“These great churches necessarily had many preachers or elders (Acts 20:17). Some of the bishops or pastors began to assume authority not given them in the New Testament. They began to claim authority over other and smaller churches. They, with their many elders, began to lord it over God's heritage (III John 9). HERE was the beginning of an error which has grown and multiplied into many other seriously hurtful errors. HERE was the beginning of different orders in the ministry running up finally to what is practiced now by others as well as Catholics. HERE began what resulted in an entire change from the original democratic policy and government of the early churches. THIS irregularity began in a small way, even before the close of the second century. THIS was possibly the first serious departure from the New Testament church order.”
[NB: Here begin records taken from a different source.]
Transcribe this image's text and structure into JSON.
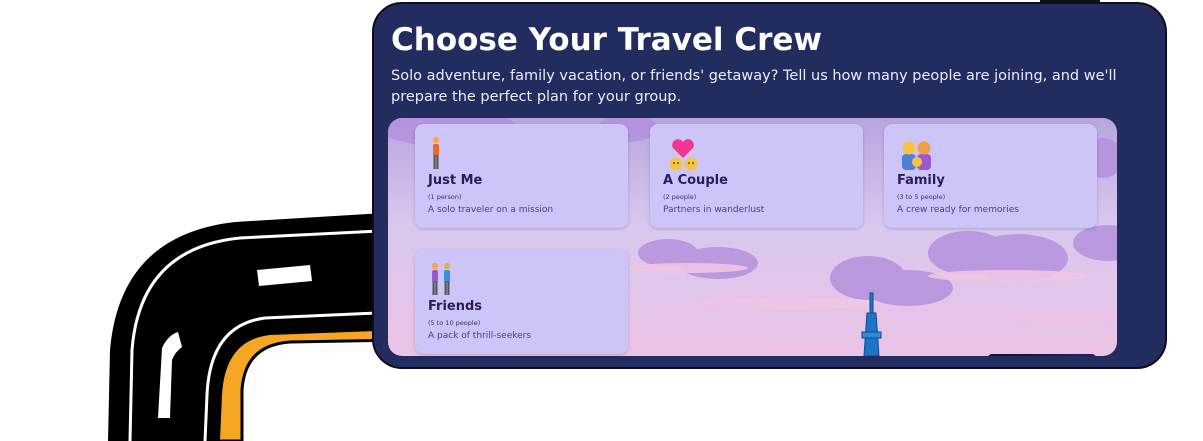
{
  "header": {
    "title": "Choose Your Travel Crew",
    "subtitle": "Solo adventure, family vacation, or friends' getaway? Tell us how many people are joining, and we'll prepare the perfect plan for your group."
  },
  "options": [
    {
      "name": "Just Me",
      "count": "(1 person)",
      "description": "A solo traveler on a mission",
      "icon": "person-icon"
    },
    {
      "name": "A Couple",
      "count": "(2 people)",
      "description": "Partners in wanderlust",
      "icon": "couple-heart-icon"
    },
    {
      "name": "Family",
      "count": "(3 to 5 people)",
      "description": "A crew ready for memories",
      "icon": "family-icon"
    },
    {
      "name": "Friends",
      "count": "(5 to 10 people)",
      "description": "A pack of thrill-seekers",
      "icon": "friends-icon"
    }
  ],
  "colors": {
    "panel": "#232c5e",
    "card": "#cdc5f8",
    "road": "#000000",
    "road_edge": "#f5a623"
  }
}
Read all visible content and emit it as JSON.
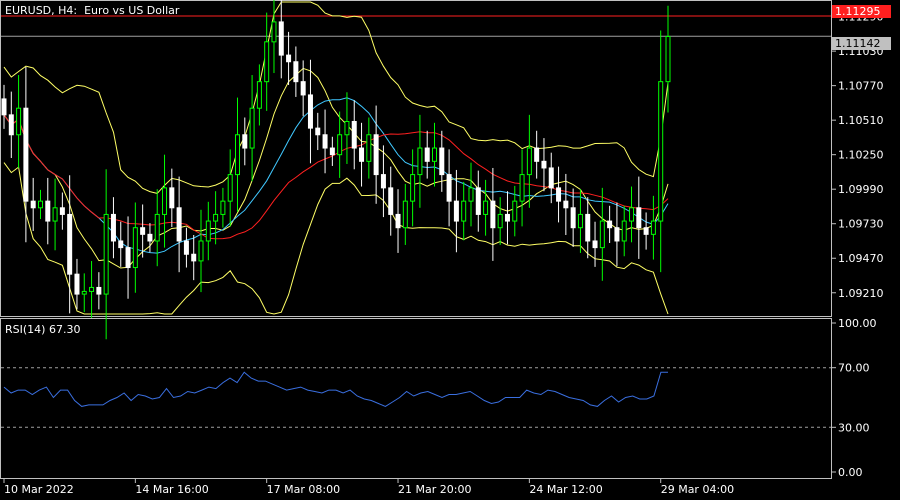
{
  "window": {
    "symbol_title": "EURUSD, H4:  Euro vs US Dollar"
  },
  "price_tags": {
    "high_line": "1.11295",
    "current_bid": "1.11142"
  },
  "indicator": {
    "rsi_label": "RSI(14) 67.30"
  },
  "colors": {
    "background": "#000000",
    "bull_candle": "#00ff00",
    "bear_candle": "#ffffff",
    "bollinger": "#ffff66",
    "ma_slow": "#ff2020",
    "ma_fast": "#40c8ff",
    "rsi_line": "#3a6fe0",
    "high_line": "#ff2020",
    "bid_line": "#a0a0a0"
  },
  "chart_data": [
    {
      "type": "candlestick",
      "title": "EURUSD, H4:  Euro vs US Dollar",
      "price_ticks": [
        "1.11290",
        "1.11030",
        "1.10770",
        "1.10510",
        "1.10250",
        "1.09990",
        "1.09730",
        "1.09470",
        "1.09210"
      ],
      "time_ticks": [
        "10 Mar 2022",
        "14 Mar 16:00",
        "17 Mar 08:00",
        "21 Mar 20:00",
        "24 Mar 12:00",
        "29 Mar 04:00"
      ],
      "ylim": [
        1.0905,
        1.114
      ],
      "horizontal_lines": [
        {
          "name": "high",
          "value": 1.11295
        },
        {
          "name": "bid",
          "value": 1.11142
        }
      ],
      "closes": [
        1.1055,
        1.104,
        1.106,
        1.099,
        1.0985,
        1.099,
        1.0975,
        1.0985,
        1.098,
        1.0935,
        1.092,
        1.0922,
        1.0925,
        1.092,
        1.098,
        1.096,
        1.0955,
        1.094,
        1.097,
        1.0965,
        1.096,
        1.098,
        1.1,
        1.0985,
        1.096,
        1.095,
        1.0945,
        1.096,
        1.0975,
        1.098,
        1.099,
        1.101,
        1.104,
        1.103,
        1.106,
        1.108,
        1.111,
        1.1125,
        1.11,
        1.1095,
        1.108,
        1.107,
        1.1045,
        1.104,
        1.103,
        1.1025,
        1.104,
        1.105,
        1.103,
        1.102,
        1.104,
        1.101,
        1.1,
        1.098,
        1.097,
        1.099,
        1.101,
        1.103,
        1.102,
        1.103,
        1.101,
        1.099,
        1.0975,
        1.099,
        1.1,
        1.098,
        1.099,
        1.097,
        1.098,
        1.0975,
        1.099,
        1.101,
        1.103,
        1.102,
        1.1015,
        1.1,
        1.099,
        1.0985,
        1.097,
        1.098,
        1.096,
        1.0955,
        1.0975,
        1.097,
        1.096,
        1.0975,
        1.0985,
        1.097,
        1.0965,
        1.0975,
        1.108,
        1.1114
      ]
    },
    {
      "type": "line",
      "title": "RSI(14) 67.30",
      "ylim": [
        0,
        100
      ],
      "y_ticks": [
        "100.00",
        "70.00",
        "30.00",
        "0.00"
      ],
      "levels": [
        70,
        30
      ],
      "values": [
        57,
        53,
        55,
        55,
        52,
        55,
        57,
        50,
        55,
        55,
        48,
        44,
        45,
        45,
        45,
        48,
        50,
        53,
        48,
        52,
        51,
        49,
        50,
        56,
        50,
        51,
        54,
        53,
        55,
        57,
        56,
        60,
        63,
        60,
        67,
        63,
        61,
        61,
        59,
        57,
        55,
        56,
        57,
        55,
        54,
        53,
        55,
        55,
        53,
        55,
        51,
        49,
        48,
        46,
        44,
        47,
        50,
        54,
        51,
        53,
        54,
        52,
        50,
        52,
        52,
        53,
        54,
        51,
        48,
        46,
        47,
        50,
        50,
        50,
        55,
        53,
        52,
        55,
        54,
        52,
        50,
        49,
        48,
        45,
        44,
        48,
        51,
        47,
        50,
        51,
        49,
        49,
        51,
        67,
        67
      ]
    }
  ]
}
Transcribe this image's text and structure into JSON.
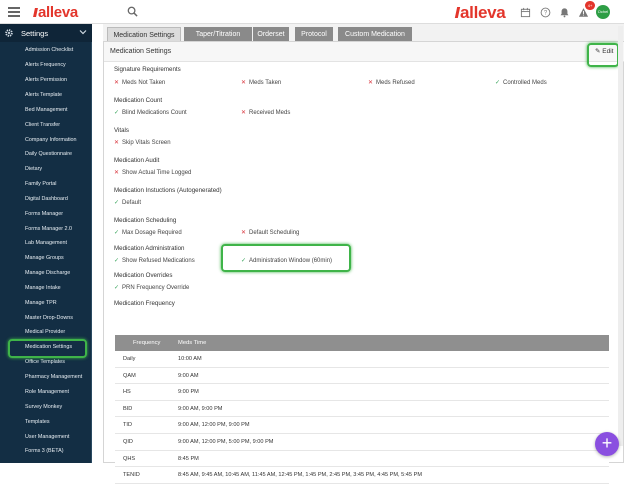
{
  "topbar": {
    "logo_left": "alleva",
    "logo_right": "alleva",
    "notification_count": "4+",
    "avatar_initials": "Ochel"
  },
  "sidebar": {
    "header": "Settings",
    "items": [
      "Admission Checklist",
      "Alerts Frequency",
      "Alerts Permission",
      "Alerts Template",
      "Bed Management",
      "Client Transfer",
      "Company Information",
      "Daily Questionnaire",
      "Dietary",
      "Family Portal",
      "Digital Dashboard",
      "Forms Manager",
      "Forms Manager 2.0",
      "Lab Management",
      "Manage Groups",
      "Manage Discharge",
      "Manage Intake",
      "Manage TPR",
      "Master Drop-Downs",
      "Medical Provider",
      "Medication Settings",
      "Office Templates",
      "Pharmacy Management",
      "Role Management",
      "Survey Monkey",
      "Templates",
      "User Management",
      "Forms 3 (BETA)"
    ]
  },
  "tabs": [
    "Medication Settings",
    "Taper/Titration",
    "Orderset",
    "Protocol",
    "Custom Medication"
  ],
  "panel": {
    "title": "Medication Settings",
    "edit_label": "Edit"
  },
  "sections": {
    "signature": {
      "label": "Signature Requirements",
      "opts": [
        {
          "text": "Meds Not Taken",
          "state": "x"
        },
        {
          "text": "Meds Taken",
          "state": "x"
        },
        {
          "text": "Meds Refused",
          "state": "x"
        },
        {
          "text": "Controlled Meds",
          "state": "check"
        }
      ]
    },
    "count": {
      "label": "Medication Count",
      "opts": [
        {
          "text": "Blind Medications Count",
          "state": "check"
        },
        {
          "text": "Received Meds",
          "state": "x"
        }
      ]
    },
    "vitals": {
      "label": "Vitals",
      "opts": [
        {
          "text": "Skip Vitals Screen",
          "state": "x"
        }
      ]
    },
    "audit": {
      "label": "Medication Audit",
      "opts": [
        {
          "text": "Show Actual Time Logged",
          "state": "x"
        }
      ]
    },
    "instructions": {
      "label": "Medication Instuctions (Autogenerated)",
      "opts": [
        {
          "text": "Default",
          "state": "check"
        }
      ]
    },
    "scheduling": {
      "label": "Medication Scheduling",
      "opts": [
        {
          "text": "Max Dosage Required",
          "state": "check"
        },
        {
          "text": "Default Scheduling",
          "state": "x"
        }
      ]
    },
    "administration": {
      "label": "Medication Administration",
      "opts": [
        {
          "text": "Show Refused Medications",
          "state": "check"
        },
        {
          "text": "Administration Window (60min)",
          "state": "check"
        }
      ]
    },
    "overrides": {
      "label": "Medication Overrides",
      "opts": [
        {
          "text": "PRN Frequency Override",
          "state": "check"
        }
      ]
    },
    "frequency": {
      "label": "Medication Frequency"
    }
  },
  "frequency_table": {
    "headers": [
      "Frequency",
      "Meds Time"
    ],
    "rows": [
      [
        "Daily",
        "10:00 AM"
      ],
      [
        "QAM",
        "9:00 AM"
      ],
      [
        "HS",
        "9:00 PM"
      ],
      [
        "BID",
        "9:00 AM, 9:00 PM"
      ],
      [
        "TID",
        "9:00 AM, 12:00 PM, 9:00 PM"
      ],
      [
        "QID",
        "9:00 AM, 12:00 PM, 5:00 PM, 9:00 PM"
      ],
      [
        "QHS",
        "8:45 PM"
      ],
      [
        "TENID",
        "8:45 AM, 9:45 AM, 10:45 AM, 11:45 AM, 12:45 PM, 1:45 PM, 2:45 PM, 3:45 PM, 4:45 PM, 5:45 PM"
      ]
    ]
  },
  "colors": {
    "brand": "#e3352b",
    "sidebar": "#132e44",
    "highlight": "#3fb449",
    "fab": "#8a4fe0"
  }
}
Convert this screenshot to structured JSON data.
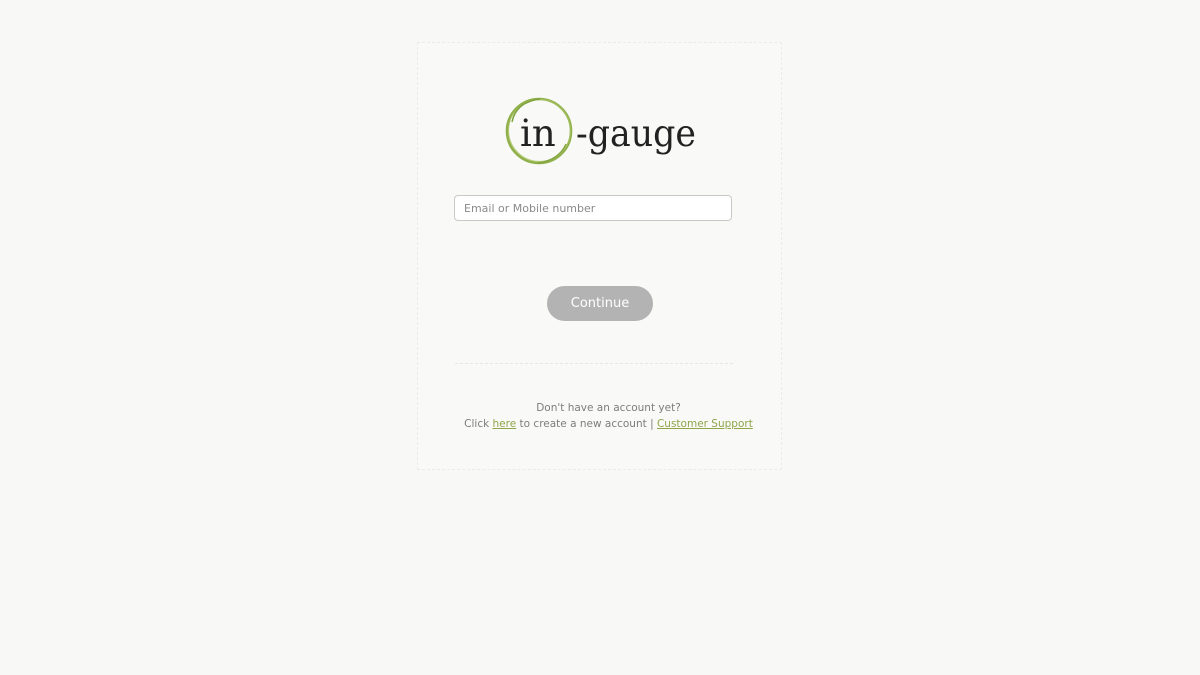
{
  "logo": {
    "text_in": "in",
    "text_rest": "-gauge",
    "ring_color": "#8fb04a",
    "text_color": "#222222"
  },
  "login": {
    "email_placeholder": "Email or Mobile number",
    "email_value": "",
    "continue_label": "Continue"
  },
  "footer": {
    "no_account": "Don't have an account yet?",
    "click": "Click",
    "here_link": "here",
    "create_text": "to create a new account |",
    "support_link": "Customer Support"
  },
  "colors": {
    "background": "#f8f8f7",
    "button": "#b3b3b3",
    "link": "#8fa54a"
  }
}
Christiane, note Carroll’s reference of (3 John 1:9) as ELDERS “began to lord it over…” He writes “Here” three times, and “This” two times as the beginning of errors affecting the church.

Baptist tradition teaches it was Diotrephes, leader of the small church, in (3 John 1:9) that was the bully, but Carroll points out it was the elder of a great church that was the villain.

Christiane, In your search for truth of your grandmother’s Baptist beliefs, you will find many forks in the road.

Christiane said...

Hi REX RAY,

It's me, L's

you are right . . . my pursuit of the core of the Southern Baptist faith has been . . . well, interesting. I've no doubt of the love of Christ found in Baptists, but the 'theology' . . . whoah! Varied, contrasting at times, debated in-house, and evolving even since I came on board several years ago to take a look.

I found a commentary for you from my own Church's resources concerning 3 John to do with Diotrephes, and I thought you might be interested :

"In contrast, Diotrephes refuses to receive either letters or friends of the Presbyter. Although he is portrayed as ambitious and hostile, he perhaps exemplifies the cautious and sectarian nature of early Christianity; for its own protection the local community mistrusted missionaries as false teachers. Most interestingly, Diotrephes seems comfortable in ignoring the requests of the Presbyter. The Presbyter seems to acknowledge that only a personal confrontation with Diotrephes will remedy the situation (3 Jn 10). The division, however, may also rest on doctrinal disagreement in which Gaius and the other “friends” accept the teaching of the Presbyter, and Diotrephes does not; the missionaries are not received for suspicion of theological error. Diotrephes has thus been viewed by some as an overly ambitious local upstart trying to thwart the advance of orthodox Christianity, by others as an orthodox church official suspicious of the teachings of the Presbyter and those in the Johannine school who think as he does, or by still others as a local leader anxious to keep the debates in the Johannine community out of his own congregation."

Stay well, and know that I continue to pray for you among many others during morning vigil.
Love,
L's

Rex Ray said...

Christiane,
Your church resources concerning 3 John are very interesting indeed.

I gather they identify John as the Presbyter and NOT the apostle; and Diotrephes rejected John’s teachings.

I think he rejected John’s authority as he believed Paul would have done.

I’m working on a comment of a 2000 year old ‘Cold Case’ with Paul being the victim.

I think when we meet in heaven; I’ll cherish every remembrance of you.